-- Dataset records follows --

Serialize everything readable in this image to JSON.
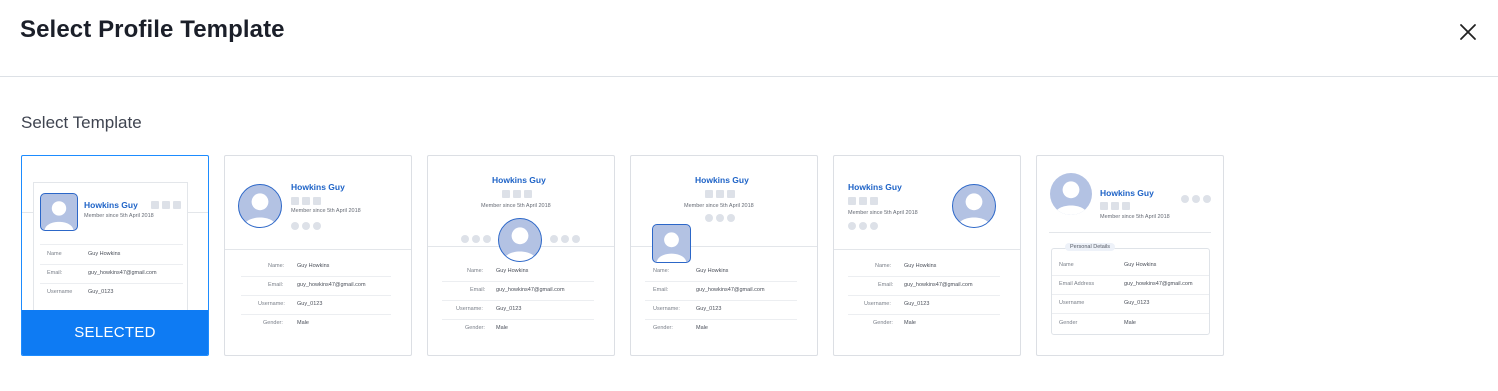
{
  "dialog": {
    "title": "Select Profile Template"
  },
  "section": {
    "label": "Select Template"
  },
  "selected_label": "SELECTED",
  "profile": {
    "name": "Howkins Guy",
    "member_since": "Member since 5th April 2018",
    "rows": [
      {
        "label": "Name:",
        "value": "Guy Howkins"
      },
      {
        "label": "Email:",
        "value": "guy_howkins47@gmail.com"
      },
      {
        "label": "Username:",
        "value": "Guy_0123"
      },
      {
        "label": "Gender:",
        "value": "Male"
      }
    ],
    "t1_rows": [
      {
        "label": "Name",
        "value": "Guy Howkins"
      },
      {
        "label": "Email:",
        "value": "guy_howkins47@gmail.com"
      },
      {
        "label": "Username",
        "value": "Guy_0123"
      }
    ],
    "t6_rows": [
      {
        "label": "Name",
        "value": "Guy Howkins"
      },
      {
        "label": "Email Address",
        "value": "guy_howkins47@gmail.com"
      },
      {
        "label": "Username",
        "value": "Guy_0123"
      },
      {
        "label": "Gender",
        "value": "Male"
      }
    ],
    "personal_details": "Personal Details"
  },
  "templates": [
    {
      "id": 1,
      "selected": true
    },
    {
      "id": 2,
      "selected": false
    },
    {
      "id": 3,
      "selected": false
    },
    {
      "id": 4,
      "selected": false
    },
    {
      "id": 5,
      "selected": false
    },
    {
      "id": 6,
      "selected": false
    }
  ],
  "colors": {
    "accent": "#0e7bf3",
    "name": "#1e63c7",
    "avatar": "#b3c2e3"
  },
  "icons": {
    "close": "close-icon",
    "avatar": "user-avatar-icon",
    "social": "social-icon"
  }
}
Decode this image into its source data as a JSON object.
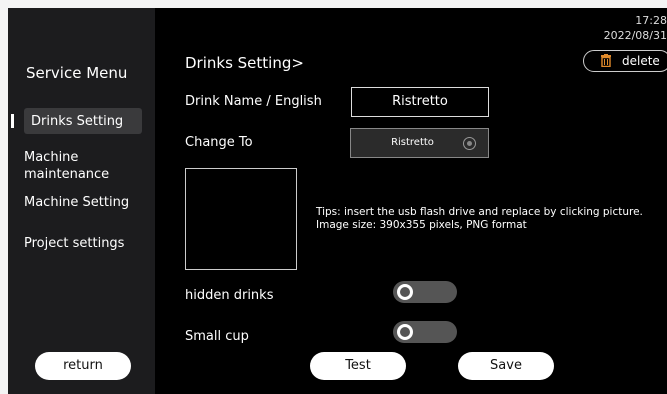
{
  "status": {
    "time": "17:28",
    "date": "2022/08/31"
  },
  "sidebar": {
    "title": "Service Menu",
    "items": [
      {
        "label": "Drinks Setting",
        "active": true
      },
      {
        "label": "Machine maintenance",
        "active": false
      },
      {
        "label": "Machine Setting",
        "active": false
      },
      {
        "label": "Project settings",
        "active": false
      }
    ],
    "return_label": "return"
  },
  "main": {
    "title": "Drinks Setting>",
    "delete_label": "delete",
    "drink_name_label": "Drink Name / English",
    "drink_name_value": "Ristretto",
    "change_to_label": "Change To",
    "change_to_value": "Ristretto",
    "tips": "Tips: insert the usb flash drive and replace by clicking picture. Image size: 390x355 pixels, PNG format",
    "toggles": [
      {
        "label": "hidden drinks",
        "on": false
      },
      {
        "label": "Small cup",
        "on": false
      }
    ],
    "test_label": "Test",
    "save_label": "Save"
  },
  "colors": {
    "background": "#000000",
    "sidebar": "#1c1c1e",
    "toggle_off": "#555555"
  }
}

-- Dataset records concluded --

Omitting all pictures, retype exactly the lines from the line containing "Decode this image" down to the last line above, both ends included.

Decode this image into its source data as a JSON object.
{
  "status": {
    "time": "17:28",
    "date": "2022/08/31"
  },
  "sidebar": {
    "title": "Service Menu",
    "items": [
      {
        "label": "Drinks Setting",
        "active": true
      },
      {
        "label": "Machine maintenance",
        "active": false
      },
      {
        "label": "Machine Setting",
        "active": false
      },
      {
        "label": "Project settings",
        "active": false
      }
    ],
    "return_label": "return"
  },
  "main": {
    "title": "Drinks Setting>",
    "delete_label": "delete",
    "drink_name_label": "Drink Name / English",
    "drink_name_value": "Ristretto",
    "change_to_label": "Change To",
    "change_to_value": "Ristretto",
    "tips": "Tips: insert the usb flash drive and replace by clicking picture. Image size: 390x355 pixels, PNG format",
    "toggles": [
      {
        "label": "hidden drinks",
        "on": false
      },
      {
        "label": "Small cup",
        "on": false
      }
    ],
    "test_label": "Test",
    "save_label": "Save"
  },
  "colors": {
    "background": "#000000",
    "sidebar": "#1c1c1e",
    "toggle_off": "#555555"
  }
}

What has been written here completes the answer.